Given information START
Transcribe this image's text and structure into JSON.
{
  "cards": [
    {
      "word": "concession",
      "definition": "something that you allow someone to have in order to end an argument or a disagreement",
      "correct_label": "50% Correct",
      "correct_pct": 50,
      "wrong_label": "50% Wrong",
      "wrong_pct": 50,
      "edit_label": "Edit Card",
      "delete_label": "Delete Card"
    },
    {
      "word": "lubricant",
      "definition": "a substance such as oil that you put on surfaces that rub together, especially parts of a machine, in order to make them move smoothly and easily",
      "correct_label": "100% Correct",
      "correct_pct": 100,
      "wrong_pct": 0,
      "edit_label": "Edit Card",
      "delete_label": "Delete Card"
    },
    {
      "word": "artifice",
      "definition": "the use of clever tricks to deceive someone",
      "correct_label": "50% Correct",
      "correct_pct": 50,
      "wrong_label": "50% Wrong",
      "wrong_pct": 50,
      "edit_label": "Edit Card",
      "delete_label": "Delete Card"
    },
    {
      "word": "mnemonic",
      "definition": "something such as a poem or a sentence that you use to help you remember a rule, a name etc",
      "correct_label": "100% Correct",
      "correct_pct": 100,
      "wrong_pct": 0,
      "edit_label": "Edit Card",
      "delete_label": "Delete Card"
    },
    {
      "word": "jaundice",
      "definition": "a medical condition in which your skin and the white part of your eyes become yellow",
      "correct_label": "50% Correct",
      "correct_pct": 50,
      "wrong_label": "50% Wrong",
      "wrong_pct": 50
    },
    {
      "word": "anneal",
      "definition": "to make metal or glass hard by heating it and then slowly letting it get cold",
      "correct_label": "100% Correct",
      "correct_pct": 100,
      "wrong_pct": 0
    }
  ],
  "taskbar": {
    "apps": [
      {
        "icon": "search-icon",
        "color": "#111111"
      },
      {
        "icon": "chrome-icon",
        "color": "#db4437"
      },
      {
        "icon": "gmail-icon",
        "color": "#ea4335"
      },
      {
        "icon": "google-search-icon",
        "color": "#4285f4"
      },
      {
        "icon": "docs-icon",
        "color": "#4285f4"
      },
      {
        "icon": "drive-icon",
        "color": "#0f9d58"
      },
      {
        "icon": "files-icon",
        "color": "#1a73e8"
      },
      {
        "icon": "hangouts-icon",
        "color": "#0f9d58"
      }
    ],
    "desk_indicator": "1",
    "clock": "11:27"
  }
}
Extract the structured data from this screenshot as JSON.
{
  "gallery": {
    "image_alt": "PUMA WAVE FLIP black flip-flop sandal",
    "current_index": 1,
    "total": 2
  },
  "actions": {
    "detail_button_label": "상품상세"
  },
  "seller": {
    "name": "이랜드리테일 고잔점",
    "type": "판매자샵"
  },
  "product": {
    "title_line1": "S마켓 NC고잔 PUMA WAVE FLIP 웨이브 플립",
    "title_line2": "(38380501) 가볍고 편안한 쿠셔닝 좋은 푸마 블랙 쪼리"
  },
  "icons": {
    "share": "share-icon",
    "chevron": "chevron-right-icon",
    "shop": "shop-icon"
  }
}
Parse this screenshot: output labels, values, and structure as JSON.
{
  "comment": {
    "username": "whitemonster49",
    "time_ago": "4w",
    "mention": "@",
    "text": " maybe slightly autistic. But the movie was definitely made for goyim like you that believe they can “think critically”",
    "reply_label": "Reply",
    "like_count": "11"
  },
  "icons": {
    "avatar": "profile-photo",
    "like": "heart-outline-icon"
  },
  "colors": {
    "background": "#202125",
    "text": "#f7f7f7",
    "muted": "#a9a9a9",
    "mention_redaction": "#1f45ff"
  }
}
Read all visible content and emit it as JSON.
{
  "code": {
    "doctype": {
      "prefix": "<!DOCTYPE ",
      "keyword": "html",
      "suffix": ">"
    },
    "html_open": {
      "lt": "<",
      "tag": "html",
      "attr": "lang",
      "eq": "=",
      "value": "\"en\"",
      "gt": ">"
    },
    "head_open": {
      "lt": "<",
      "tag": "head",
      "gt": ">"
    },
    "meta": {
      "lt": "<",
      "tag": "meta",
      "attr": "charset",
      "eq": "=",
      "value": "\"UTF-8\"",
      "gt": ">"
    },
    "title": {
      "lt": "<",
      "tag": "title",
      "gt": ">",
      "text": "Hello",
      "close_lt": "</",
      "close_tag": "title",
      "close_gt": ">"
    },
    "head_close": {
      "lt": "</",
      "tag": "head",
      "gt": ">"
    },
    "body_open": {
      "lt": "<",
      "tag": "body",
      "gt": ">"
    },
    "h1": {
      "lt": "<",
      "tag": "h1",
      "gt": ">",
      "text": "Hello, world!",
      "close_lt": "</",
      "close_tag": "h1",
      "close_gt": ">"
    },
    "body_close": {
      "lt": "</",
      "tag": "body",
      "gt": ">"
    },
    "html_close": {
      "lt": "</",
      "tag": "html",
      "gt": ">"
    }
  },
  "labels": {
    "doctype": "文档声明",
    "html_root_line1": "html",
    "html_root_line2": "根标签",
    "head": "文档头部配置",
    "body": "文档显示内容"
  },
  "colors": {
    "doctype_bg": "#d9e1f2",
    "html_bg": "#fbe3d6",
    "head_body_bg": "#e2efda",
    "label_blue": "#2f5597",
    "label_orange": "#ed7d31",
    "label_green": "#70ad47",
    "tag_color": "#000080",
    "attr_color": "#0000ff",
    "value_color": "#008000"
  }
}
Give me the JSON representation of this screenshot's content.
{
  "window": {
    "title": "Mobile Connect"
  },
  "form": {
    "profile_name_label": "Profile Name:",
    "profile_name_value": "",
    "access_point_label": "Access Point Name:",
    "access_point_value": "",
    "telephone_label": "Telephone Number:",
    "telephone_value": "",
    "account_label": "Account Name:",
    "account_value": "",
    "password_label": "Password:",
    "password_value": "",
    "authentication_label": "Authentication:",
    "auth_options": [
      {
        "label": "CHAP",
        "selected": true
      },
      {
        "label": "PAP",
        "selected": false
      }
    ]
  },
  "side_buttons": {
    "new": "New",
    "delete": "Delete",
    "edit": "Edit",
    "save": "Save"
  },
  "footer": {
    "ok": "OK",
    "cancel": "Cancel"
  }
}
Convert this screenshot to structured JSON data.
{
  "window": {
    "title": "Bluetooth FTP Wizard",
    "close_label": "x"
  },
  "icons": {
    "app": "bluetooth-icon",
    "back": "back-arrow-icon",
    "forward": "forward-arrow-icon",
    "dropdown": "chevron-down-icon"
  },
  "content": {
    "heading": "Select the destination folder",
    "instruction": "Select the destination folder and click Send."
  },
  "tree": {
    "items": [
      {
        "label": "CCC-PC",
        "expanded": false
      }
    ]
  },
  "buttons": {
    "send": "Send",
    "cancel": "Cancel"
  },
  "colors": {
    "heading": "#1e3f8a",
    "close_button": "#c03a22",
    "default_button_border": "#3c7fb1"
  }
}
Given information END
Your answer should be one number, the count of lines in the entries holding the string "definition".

6